Follow label instructions
Vaccines must pass rigorous examination of their efficacy and safety by the Australian Pesticides and Veterinary Medicines Authority before they can be sold. They are produced under the most stringent conditions and if they are not handled and administered correctly after leaving the production facility, their effectiveness can be reduced or non-existent.
The label on the vaccine carries important information about using the vaccine correctly: dosage; injection site; recommended vaccination program; and storage instructions. Users of veterinary chemicals are required by law to follow the label instructions unless they are using the chemical according to an approved permit or as directed in written instructions from a veterinarian. Vaccines are expensive and the label instructions should be followed to make the most of your investment.
Use sterile and safe equipment
Vaccines are usually administered by a syringe and needle although some are administered in the water supply or intranasally. Many vaccines are packaged in multi-dose containers for use with automatic syringes, which must be calibrated to deliver the right dose.
Needles should be sharp and as short as possible when vaccinating subcutaneously. Long needles may break or deposit the vaccine into the muscle instead of under the skin.
It is important that infection is not introduced when vaccinating animals. Equipment can be sterilised between use in a pressure cooker for 15 minutes, or by boiling in an open pan for 40 minutes. Chemicals, such as disinfectants or methylated spirits, should not be used as they may make the vaccine ineffective. After syringes and needles have been sterilised they should be kept in a covered container to protect them from dust.

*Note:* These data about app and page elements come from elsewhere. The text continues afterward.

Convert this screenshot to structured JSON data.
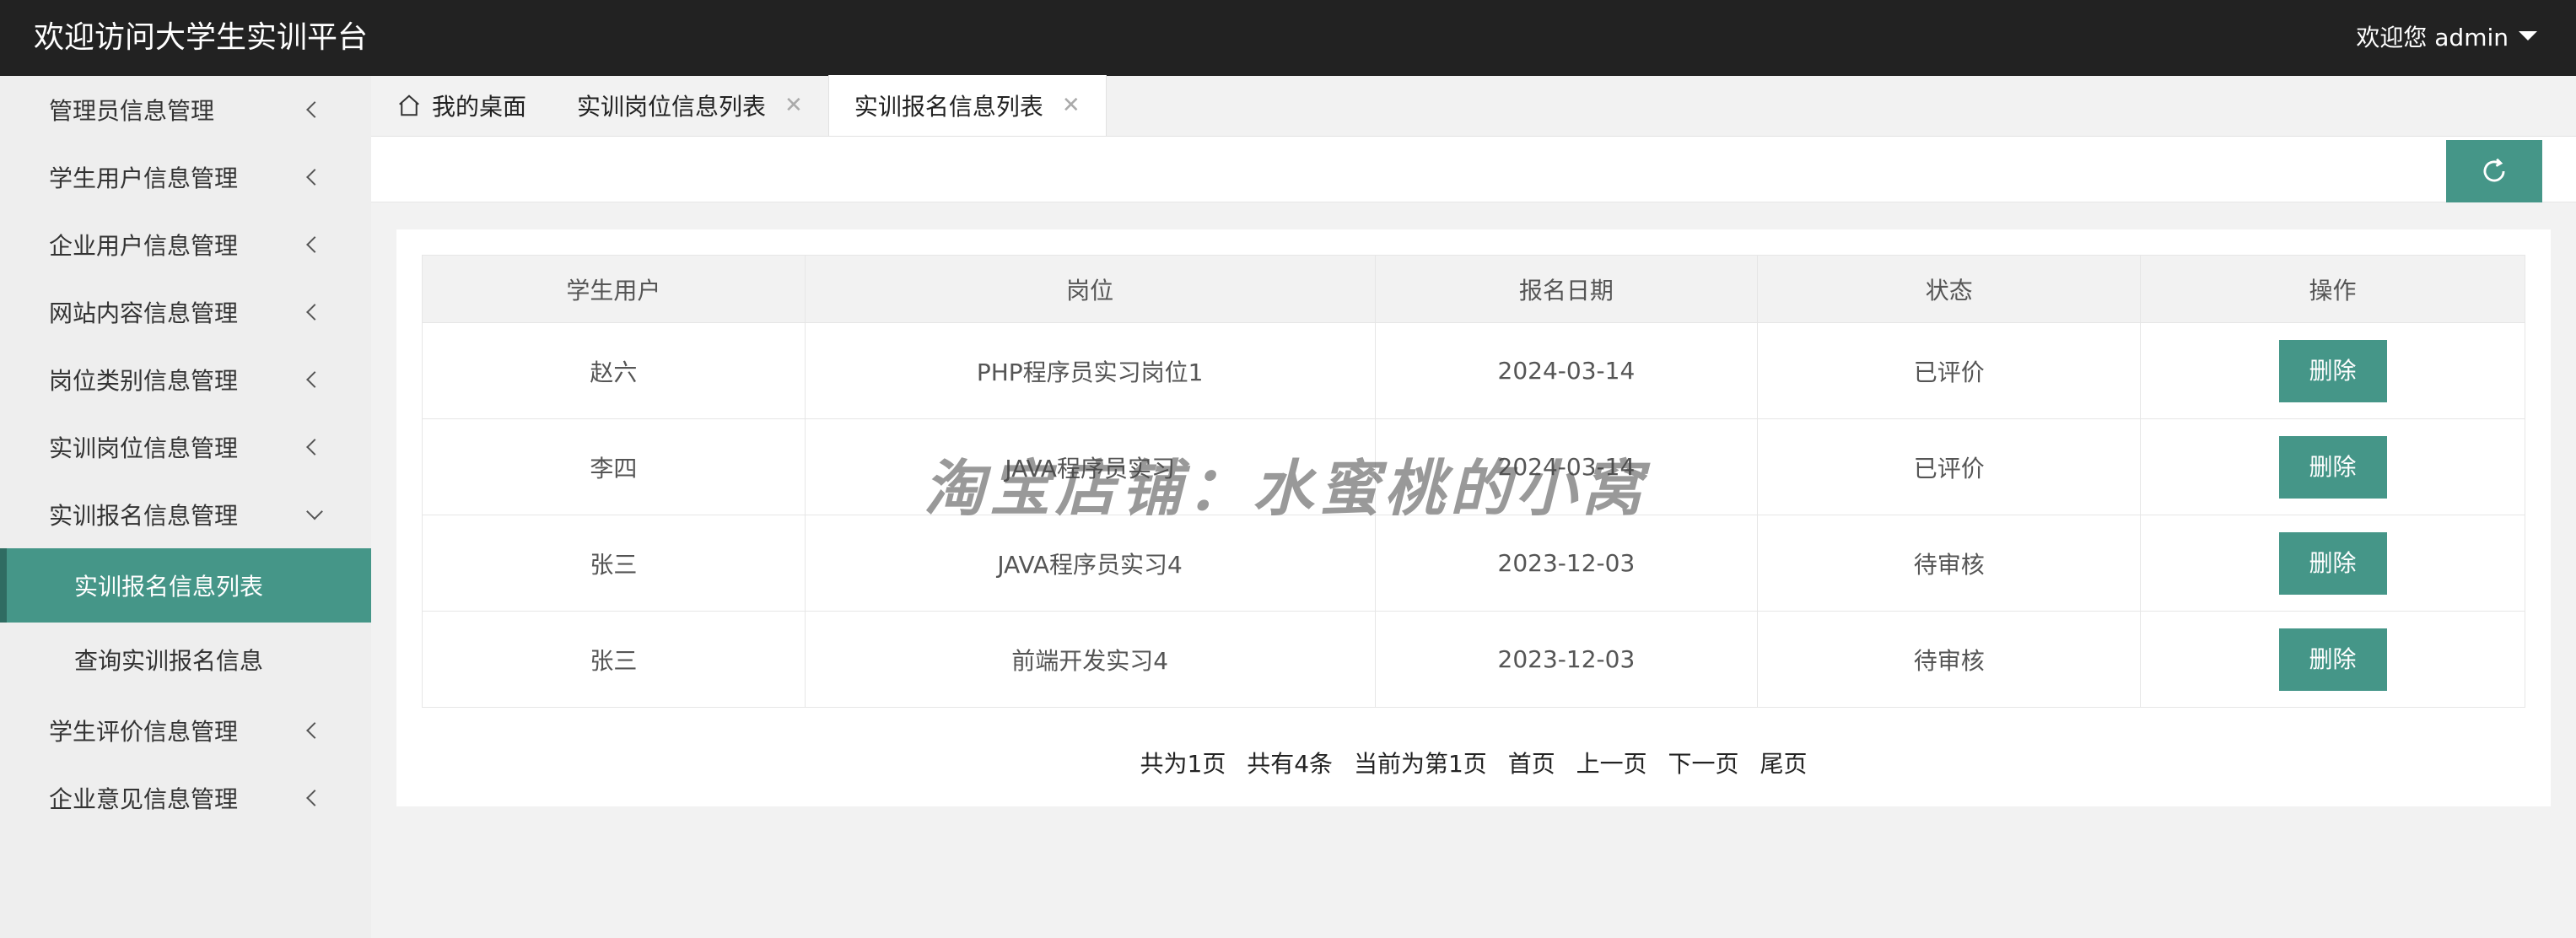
{
  "header": {
    "title": "欢迎访问大学生实训平台",
    "user_label": "欢迎您 admin"
  },
  "sidebar": {
    "items": [
      {
        "label": "管理员信息管理"
      },
      {
        "label": "学生用户信息管理"
      },
      {
        "label": "企业用户信息管理"
      },
      {
        "label": "网站内容信息管理"
      },
      {
        "label": "岗位类别信息管理"
      },
      {
        "label": "实训岗位信息管理"
      },
      {
        "label": "实训报名信息管理"
      },
      {
        "label": "学生评价信息管理"
      },
      {
        "label": "企业意见信息管理"
      }
    ],
    "sub_items": [
      {
        "label": "实训报名信息列表"
      },
      {
        "label": "查询实训报名信息"
      }
    ]
  },
  "tabs": [
    {
      "label": "我的桌面"
    },
    {
      "label": "实训岗位信息列表"
    },
    {
      "label": "实训报名信息列表"
    }
  ],
  "table": {
    "columns": [
      "学生用户",
      "岗位",
      "报名日期",
      "状态",
      "操作"
    ],
    "rows": [
      {
        "student": "赵六",
        "position": "PHP程序员实习岗位1",
        "date": "2024-03-14",
        "status": "已评价",
        "action": "删除"
      },
      {
        "student": "李四",
        "position": "JAVA程序员实习",
        "date": "2024-03-14",
        "status": "已评价",
        "action": "删除"
      },
      {
        "student": "张三",
        "position": "JAVA程序员实习4",
        "date": "2023-12-03",
        "status": "待审核",
        "action": "删除"
      },
      {
        "student": "张三",
        "position": "前端开发实习4",
        "date": "2023-12-03",
        "status": "待审核",
        "action": "删除"
      }
    ]
  },
  "pager": {
    "total_pages": "共为1页",
    "total_items": "共有4条",
    "current": "当前为第1页",
    "first": "首页",
    "prev": "上一页",
    "next": "下一页",
    "last": "尾页"
  },
  "watermark": "淘宝店铺：水蜜桃的小窝",
  "colors": {
    "accent": "#459688",
    "header_bg": "#222222"
  }
}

In general, vaccines take 10-14 days to give protection. Vaccination should be part of a herd or flock health program. For vaccines to be most effective consider their use carefully in relation to the type of stock, season, previous property history and disease incidence e.g. young animals should be protected against the common and predictable diseases before management events such as castration, shearing, weaning and movement to new properties.
To get the most out of your vaccines protect them from heat or sunlight by keeping them in an Esky until required. Keep vaccines and equipment away from dirt and dust, which can contaminate equipment and introduce infection. Use a small table to help keep vaccines and equipment clean and off the ground.
Do not mix different vaccines together. Combined vaccines require a great deal of care in balancing the components. However, if more than one vaccine is required use separate syringes and administer them at different sites, at least 15 cm apart and preferably on different sides of the animal's body.
If conducting tick fever vaccinations, do not give other vaccinations at the same time. If it is unavoidable, use a separate syringe for each treatment and administer them on opposite sides of the animal's body. Ideally, other inoculations should be performed either two weeks before or four weeks after tick fever vaccination, particularly in adult animals, which are more likely to react to the tick fever vaccine.
Avoid carcass damage by administering the vaccine according to label instructions and use the least commercially valuable site on the animal, for example high on the neck behind the ear.
When vaccinating a herd, ensure a full dose of vaccine is given to every animal. Check syringes carefully to ensure that the correct dose is being delivered. Give the required booster injection at the correct time to all animals that require it.
Keep people safe
Some animal vaccines can cause a serious reaction if accidently injected into people. Therefore, the person administering the vaccine should concentrate on the safe use of the syringe and needle and not attempt other tasks such as moving or restraining the animal.